_Exercise description_:
Collect the lines of the entries where "Merge" shows up.

Collected data entries:
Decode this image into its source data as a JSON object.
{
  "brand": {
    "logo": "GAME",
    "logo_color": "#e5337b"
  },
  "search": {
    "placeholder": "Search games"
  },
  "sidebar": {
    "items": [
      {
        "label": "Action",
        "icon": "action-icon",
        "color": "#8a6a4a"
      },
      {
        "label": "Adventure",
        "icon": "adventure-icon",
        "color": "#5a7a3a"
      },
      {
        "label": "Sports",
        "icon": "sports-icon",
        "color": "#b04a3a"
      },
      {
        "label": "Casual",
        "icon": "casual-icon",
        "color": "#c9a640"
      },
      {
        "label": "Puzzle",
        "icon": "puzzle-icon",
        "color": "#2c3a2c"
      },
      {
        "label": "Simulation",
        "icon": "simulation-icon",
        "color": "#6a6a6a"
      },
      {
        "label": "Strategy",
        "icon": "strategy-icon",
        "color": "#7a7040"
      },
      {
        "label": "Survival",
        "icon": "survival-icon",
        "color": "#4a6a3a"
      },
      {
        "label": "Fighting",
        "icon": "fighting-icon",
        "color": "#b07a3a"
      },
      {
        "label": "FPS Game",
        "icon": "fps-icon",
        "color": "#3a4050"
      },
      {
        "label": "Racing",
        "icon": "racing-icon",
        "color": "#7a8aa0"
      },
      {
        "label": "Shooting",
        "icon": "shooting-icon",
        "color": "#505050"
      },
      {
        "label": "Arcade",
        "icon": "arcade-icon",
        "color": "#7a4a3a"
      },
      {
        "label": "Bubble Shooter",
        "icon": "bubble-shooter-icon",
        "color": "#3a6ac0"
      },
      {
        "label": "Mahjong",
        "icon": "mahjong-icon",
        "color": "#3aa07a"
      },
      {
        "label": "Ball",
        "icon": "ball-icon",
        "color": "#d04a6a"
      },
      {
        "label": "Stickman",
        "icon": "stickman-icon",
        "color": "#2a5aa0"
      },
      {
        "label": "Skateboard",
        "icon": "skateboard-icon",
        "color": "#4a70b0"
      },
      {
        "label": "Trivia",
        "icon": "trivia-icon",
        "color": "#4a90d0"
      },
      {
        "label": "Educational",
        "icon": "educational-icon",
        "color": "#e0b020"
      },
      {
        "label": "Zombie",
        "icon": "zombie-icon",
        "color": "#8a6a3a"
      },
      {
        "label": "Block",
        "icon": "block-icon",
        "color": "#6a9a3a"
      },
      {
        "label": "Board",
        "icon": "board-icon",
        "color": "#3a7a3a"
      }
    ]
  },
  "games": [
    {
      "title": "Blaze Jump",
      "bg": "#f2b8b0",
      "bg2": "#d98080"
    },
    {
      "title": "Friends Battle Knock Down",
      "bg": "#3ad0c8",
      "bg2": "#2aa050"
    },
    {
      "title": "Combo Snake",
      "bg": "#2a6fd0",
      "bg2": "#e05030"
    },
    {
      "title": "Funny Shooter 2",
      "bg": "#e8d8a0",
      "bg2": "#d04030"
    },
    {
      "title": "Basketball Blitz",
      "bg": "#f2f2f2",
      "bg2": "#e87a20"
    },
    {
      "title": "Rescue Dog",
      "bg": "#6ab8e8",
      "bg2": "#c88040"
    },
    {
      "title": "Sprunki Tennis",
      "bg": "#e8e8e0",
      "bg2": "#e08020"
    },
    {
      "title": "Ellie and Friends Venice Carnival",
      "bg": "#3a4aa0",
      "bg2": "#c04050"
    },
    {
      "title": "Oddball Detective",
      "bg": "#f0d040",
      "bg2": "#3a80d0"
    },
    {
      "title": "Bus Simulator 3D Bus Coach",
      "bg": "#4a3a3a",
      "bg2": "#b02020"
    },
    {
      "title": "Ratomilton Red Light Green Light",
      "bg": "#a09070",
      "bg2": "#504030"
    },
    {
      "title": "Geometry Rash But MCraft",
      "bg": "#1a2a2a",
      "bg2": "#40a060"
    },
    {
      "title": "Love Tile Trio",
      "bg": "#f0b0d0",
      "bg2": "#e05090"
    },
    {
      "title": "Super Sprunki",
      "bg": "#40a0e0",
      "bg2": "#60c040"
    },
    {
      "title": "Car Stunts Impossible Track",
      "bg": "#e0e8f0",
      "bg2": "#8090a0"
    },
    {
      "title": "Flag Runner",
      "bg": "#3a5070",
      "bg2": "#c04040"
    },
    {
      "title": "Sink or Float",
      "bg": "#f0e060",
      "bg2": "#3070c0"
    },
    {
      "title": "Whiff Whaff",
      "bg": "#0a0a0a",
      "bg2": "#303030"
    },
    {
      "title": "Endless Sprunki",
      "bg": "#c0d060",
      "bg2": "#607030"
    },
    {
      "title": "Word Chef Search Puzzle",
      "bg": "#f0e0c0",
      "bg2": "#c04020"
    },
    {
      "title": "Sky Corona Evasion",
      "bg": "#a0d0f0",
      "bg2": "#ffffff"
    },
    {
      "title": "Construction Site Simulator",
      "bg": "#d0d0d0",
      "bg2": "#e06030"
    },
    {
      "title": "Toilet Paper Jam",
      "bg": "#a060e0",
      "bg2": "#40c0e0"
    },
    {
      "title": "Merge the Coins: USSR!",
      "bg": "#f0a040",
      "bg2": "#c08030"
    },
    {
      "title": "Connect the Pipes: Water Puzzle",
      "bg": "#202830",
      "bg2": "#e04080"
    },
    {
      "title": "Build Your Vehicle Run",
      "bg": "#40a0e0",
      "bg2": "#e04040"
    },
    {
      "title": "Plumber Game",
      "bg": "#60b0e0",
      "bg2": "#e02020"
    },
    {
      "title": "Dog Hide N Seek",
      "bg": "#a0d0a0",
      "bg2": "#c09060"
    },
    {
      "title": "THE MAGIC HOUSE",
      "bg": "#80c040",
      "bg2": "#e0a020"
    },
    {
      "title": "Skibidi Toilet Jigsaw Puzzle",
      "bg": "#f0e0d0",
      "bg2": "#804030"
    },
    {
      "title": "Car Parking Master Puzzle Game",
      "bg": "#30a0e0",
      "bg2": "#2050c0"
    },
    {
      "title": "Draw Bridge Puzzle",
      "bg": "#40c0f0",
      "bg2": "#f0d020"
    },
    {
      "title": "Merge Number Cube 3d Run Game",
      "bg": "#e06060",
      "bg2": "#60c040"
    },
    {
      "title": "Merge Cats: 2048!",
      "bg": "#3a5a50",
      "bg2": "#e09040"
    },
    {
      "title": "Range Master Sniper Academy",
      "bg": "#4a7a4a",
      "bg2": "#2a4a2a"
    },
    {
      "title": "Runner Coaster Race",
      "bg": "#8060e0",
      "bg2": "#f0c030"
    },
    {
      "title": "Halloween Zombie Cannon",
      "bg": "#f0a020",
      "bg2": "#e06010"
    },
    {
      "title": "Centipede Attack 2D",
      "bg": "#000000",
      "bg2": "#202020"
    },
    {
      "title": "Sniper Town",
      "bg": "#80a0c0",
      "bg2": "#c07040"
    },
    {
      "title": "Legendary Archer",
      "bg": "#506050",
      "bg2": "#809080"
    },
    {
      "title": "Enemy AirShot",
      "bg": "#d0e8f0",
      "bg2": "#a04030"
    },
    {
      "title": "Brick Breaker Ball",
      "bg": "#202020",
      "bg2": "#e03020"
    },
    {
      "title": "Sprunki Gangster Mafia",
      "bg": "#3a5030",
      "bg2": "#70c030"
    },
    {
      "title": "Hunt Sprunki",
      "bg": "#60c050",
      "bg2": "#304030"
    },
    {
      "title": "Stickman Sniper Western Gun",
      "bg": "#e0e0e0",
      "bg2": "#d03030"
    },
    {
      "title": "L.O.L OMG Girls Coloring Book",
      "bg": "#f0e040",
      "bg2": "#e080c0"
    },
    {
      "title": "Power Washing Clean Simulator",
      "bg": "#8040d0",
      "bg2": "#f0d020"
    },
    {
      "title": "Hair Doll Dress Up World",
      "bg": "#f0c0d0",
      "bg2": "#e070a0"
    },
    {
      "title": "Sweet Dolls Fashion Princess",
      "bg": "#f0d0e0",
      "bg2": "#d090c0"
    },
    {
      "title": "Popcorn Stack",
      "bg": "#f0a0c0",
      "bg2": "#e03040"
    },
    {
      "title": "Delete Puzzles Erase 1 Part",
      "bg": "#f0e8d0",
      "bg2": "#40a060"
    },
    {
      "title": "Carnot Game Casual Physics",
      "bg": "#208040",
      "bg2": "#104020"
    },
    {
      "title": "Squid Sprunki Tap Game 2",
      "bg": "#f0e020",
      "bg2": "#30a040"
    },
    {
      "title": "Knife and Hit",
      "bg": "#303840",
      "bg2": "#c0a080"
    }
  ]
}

_Solution_:
      "title": "Merge the Coins: USSR!",
      "title": "Merge Number Cube 3d Run Game",
      "title": "Merge Cats: 2048!",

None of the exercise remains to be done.